* _Task to carry out_:
Scan the entries below for the word "Mathias". Copy each line that has it.

* _Entries shown_:
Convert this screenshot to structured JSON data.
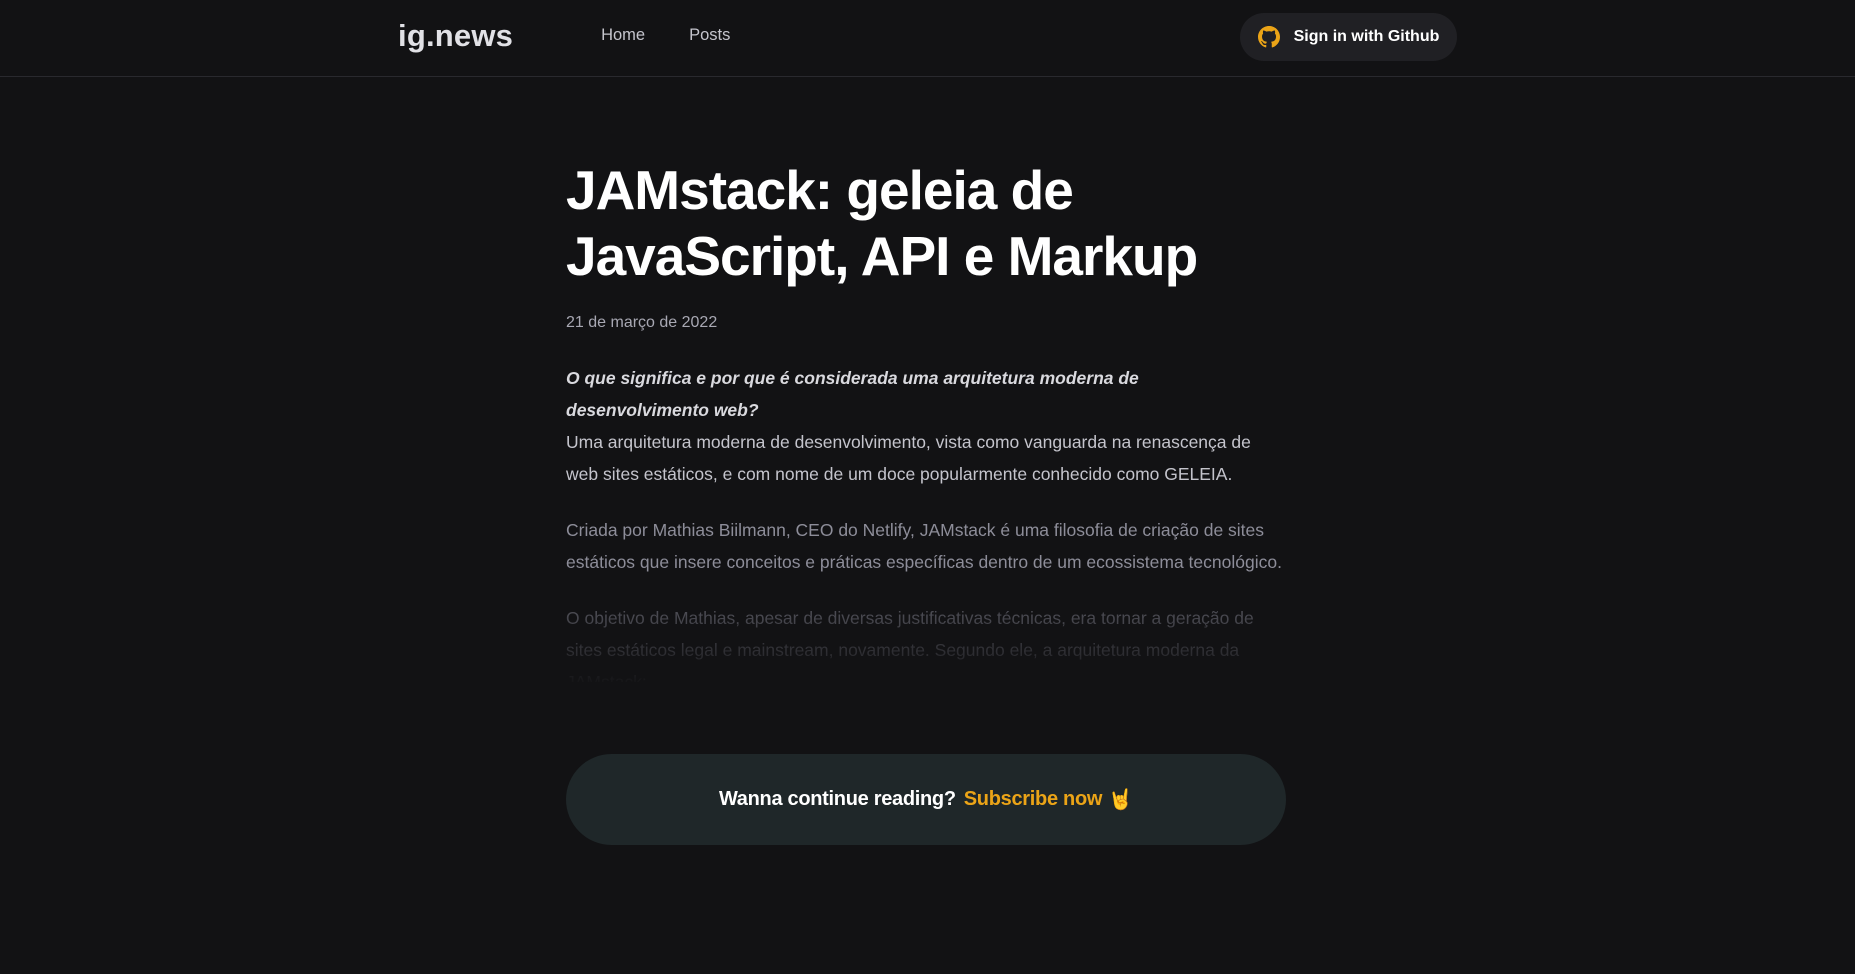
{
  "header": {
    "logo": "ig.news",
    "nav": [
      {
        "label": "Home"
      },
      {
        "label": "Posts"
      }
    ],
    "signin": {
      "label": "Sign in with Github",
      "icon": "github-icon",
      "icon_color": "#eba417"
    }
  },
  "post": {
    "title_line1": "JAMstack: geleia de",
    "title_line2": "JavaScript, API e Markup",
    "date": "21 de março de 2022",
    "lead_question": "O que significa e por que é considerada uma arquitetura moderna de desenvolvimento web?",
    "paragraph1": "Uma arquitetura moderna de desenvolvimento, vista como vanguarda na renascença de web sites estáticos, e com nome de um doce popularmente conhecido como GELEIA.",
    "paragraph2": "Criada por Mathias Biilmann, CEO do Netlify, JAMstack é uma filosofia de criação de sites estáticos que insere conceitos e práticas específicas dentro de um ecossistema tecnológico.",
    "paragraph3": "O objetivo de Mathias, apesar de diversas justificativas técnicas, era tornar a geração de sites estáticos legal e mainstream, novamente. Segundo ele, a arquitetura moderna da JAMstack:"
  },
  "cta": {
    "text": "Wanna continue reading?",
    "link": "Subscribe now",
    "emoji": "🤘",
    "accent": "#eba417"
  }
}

* _Exercise output_:
    "paragraph2": "Criada por Mathias Biilmann, CEO do Netlify, JAMstack é uma filosofia de criação de sites estáticos que insere conceitos e práticas específicas dentro de um ecossistema tecnológico.",
    "paragraph3": "O objetivo de Mathias, apesar de diversas justificativas técnicas, era tornar a geração de sites estáticos legal e mainstream, novamente. Segundo ele, a arquitetura moderna da JAMstack:"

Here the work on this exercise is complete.